Pitched-baseball trajectories were measured in three dimensions during competitions at the 1996 Summer Olympic games using two high-speed video cameras and standard DLT techniques. A dynamic model of baseball flight including aerodynamic drag and Magnus lift forces was used to simulate trajectories. This simulation together with the measured trajectory position data constituted the components of an estimation scheme to determine 8 of the 9 release conditions (3 components each of velocity, position, and angular velocity) as well as the mean drag coefficient CD and terminal conditions at home plate. The average pitch loses 5% of its initial velocity during flight. The dependence of estimated drag coefficient on Reynolds number hints at the possibility of the drag crisis occurring in pitched baseballs. Such data may be used to quantify a pitcher’s performance (including fastball speed and amount of curve-ball break) and its improvement or degradation over time. It may also be used to understand the effects of release parameters on baseball trajectories.

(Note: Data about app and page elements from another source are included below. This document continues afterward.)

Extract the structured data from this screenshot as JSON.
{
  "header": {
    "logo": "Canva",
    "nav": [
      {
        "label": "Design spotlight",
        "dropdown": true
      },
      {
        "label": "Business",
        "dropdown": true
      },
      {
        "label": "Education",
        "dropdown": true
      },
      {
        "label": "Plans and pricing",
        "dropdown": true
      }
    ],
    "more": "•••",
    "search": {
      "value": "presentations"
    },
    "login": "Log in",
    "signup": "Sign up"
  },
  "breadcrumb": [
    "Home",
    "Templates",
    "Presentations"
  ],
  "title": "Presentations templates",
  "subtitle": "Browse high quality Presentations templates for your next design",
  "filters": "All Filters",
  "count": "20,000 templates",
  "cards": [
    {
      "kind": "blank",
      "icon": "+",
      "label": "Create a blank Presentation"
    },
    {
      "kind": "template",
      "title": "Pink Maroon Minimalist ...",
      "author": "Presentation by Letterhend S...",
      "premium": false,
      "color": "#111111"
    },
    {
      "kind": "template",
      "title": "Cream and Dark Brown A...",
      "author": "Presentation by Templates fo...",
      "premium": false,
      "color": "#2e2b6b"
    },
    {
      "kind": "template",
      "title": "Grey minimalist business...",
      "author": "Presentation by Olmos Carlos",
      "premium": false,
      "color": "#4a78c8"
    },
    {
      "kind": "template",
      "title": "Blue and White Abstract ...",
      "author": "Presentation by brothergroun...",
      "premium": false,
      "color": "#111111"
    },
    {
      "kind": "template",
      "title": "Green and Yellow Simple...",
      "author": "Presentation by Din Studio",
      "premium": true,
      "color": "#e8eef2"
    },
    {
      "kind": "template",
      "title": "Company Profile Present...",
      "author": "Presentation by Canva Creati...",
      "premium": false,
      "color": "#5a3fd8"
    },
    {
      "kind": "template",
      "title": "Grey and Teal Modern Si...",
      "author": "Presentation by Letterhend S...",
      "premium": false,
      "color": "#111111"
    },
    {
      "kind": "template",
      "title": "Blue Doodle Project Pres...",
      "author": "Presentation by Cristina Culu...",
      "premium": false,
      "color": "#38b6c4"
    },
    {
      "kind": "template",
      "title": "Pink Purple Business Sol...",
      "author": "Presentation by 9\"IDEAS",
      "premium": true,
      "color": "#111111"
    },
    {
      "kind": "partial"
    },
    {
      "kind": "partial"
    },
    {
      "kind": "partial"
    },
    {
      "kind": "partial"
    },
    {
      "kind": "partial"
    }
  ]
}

Scott O. Cloyd, Mont Hubbard and LeRoy W. Alaways
Feedback control of a human-powered single-track bicycle is investigated through the use of a linearized dynamical model in order to develop feedback gains that can be implemented by a human pilot in an actual vehicle. The object of the control scheme is to satisfy two goals: balance and tracking. The pilot should be able not only to keep the vehicle upright but also to direct the forward motion as desired. The two control inputs, steering angle and rider lean angle, are assumed to be determined by the rider as a product of feedback gains and “measured” values of the state variables: vehicle lean, lateral deviation from the desired trajectory, and their derivatives. Feedback gains are determined through linear quadratic regulator theory. This results in two control schemes, a “full” optimal feedback control and a less complicated technique that is more likely to be usable by an inexperienced pilot. Theoretical optimally controlled trajectories are compared with experimental trajectories in a lane change maneuver.